Key value for chemical safety assessment

Additional information

The following remarks on the toxicokinetics of DETU are based on the available studies. Experimental toxicokinetic studies were not available. However, as per REACH guidance document R7.C (May 2008), information on absorption, distribution, metabolism and excretion may be deduced from the physicochemical properties, including:

-Molecular weight: 132.23 g/mol

-Water solubility: 42 g/L (20°C), DETU is highly soluble in water.

-Partition coefficient Log Kow: 0.57

-Vapour pressure: 0.00065 Pa (25°C)

 

 

ABSORPTION

The physicochemical characteristics of DETU (log Kow 0.57) and the molecular mass (132.23 g/mol) are in the range suggestive of absorption from the gastro-intestinal tract subsequent to oral ingestion (with a molecular weight below 500, and a log Kow between -1 and 4). This assumption of an oral absorption is confirmed by the data acute oral toxicity (LD50 = 930 mg/kg bw in mice).

Molecular weight (near to 100 g/mol) is in ranges which favour dermal absorption. This assumption of a dermal absorption is confirmed by the skin sensitisation data as DETU is a skin sensitizer.

 

DISTRIBUTION and METABOLISM

As a small molecule a wide distribution of DETU is expected. This assumption is confirmed by the changes shown in the repeated dose toxicity studies following oral application: effects on thyroid were specific to the oral administration of DETU in rats.

No specific information was found on metabolism of DETU.

 

EXCRETION

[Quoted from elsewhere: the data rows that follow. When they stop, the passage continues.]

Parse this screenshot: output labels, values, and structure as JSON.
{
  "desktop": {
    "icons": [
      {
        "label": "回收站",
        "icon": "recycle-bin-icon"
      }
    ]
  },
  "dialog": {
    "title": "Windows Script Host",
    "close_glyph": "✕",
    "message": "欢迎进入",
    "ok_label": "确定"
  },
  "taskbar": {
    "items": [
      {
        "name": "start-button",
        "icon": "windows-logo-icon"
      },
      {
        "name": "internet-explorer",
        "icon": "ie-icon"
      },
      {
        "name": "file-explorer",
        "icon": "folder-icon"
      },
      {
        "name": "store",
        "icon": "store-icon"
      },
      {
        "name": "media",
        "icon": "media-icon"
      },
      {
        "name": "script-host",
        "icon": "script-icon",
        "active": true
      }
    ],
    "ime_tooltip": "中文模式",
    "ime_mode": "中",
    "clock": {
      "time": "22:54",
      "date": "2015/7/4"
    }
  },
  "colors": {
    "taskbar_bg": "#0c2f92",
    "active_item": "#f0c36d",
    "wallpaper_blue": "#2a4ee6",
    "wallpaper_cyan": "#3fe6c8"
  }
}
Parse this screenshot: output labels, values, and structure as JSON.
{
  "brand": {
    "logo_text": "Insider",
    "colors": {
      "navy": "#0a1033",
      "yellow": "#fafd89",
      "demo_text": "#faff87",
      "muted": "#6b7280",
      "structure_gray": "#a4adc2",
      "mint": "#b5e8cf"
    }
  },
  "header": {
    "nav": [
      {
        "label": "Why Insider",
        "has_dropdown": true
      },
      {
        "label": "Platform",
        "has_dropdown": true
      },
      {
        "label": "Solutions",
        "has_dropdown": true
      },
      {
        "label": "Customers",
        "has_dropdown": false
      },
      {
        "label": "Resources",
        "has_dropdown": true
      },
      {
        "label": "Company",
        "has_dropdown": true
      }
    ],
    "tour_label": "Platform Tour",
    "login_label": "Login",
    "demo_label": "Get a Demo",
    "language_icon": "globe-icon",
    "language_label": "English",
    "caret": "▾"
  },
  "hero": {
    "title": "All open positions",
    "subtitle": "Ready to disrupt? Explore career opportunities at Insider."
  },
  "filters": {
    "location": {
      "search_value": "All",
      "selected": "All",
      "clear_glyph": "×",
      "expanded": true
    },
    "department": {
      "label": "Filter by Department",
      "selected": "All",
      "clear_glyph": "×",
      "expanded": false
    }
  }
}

DETU is probably excreted in the urine, because it is a water-soluble substance with a low molecular weight (below 300); and generally, they are conjugated metabolites from Phase II biotransformation.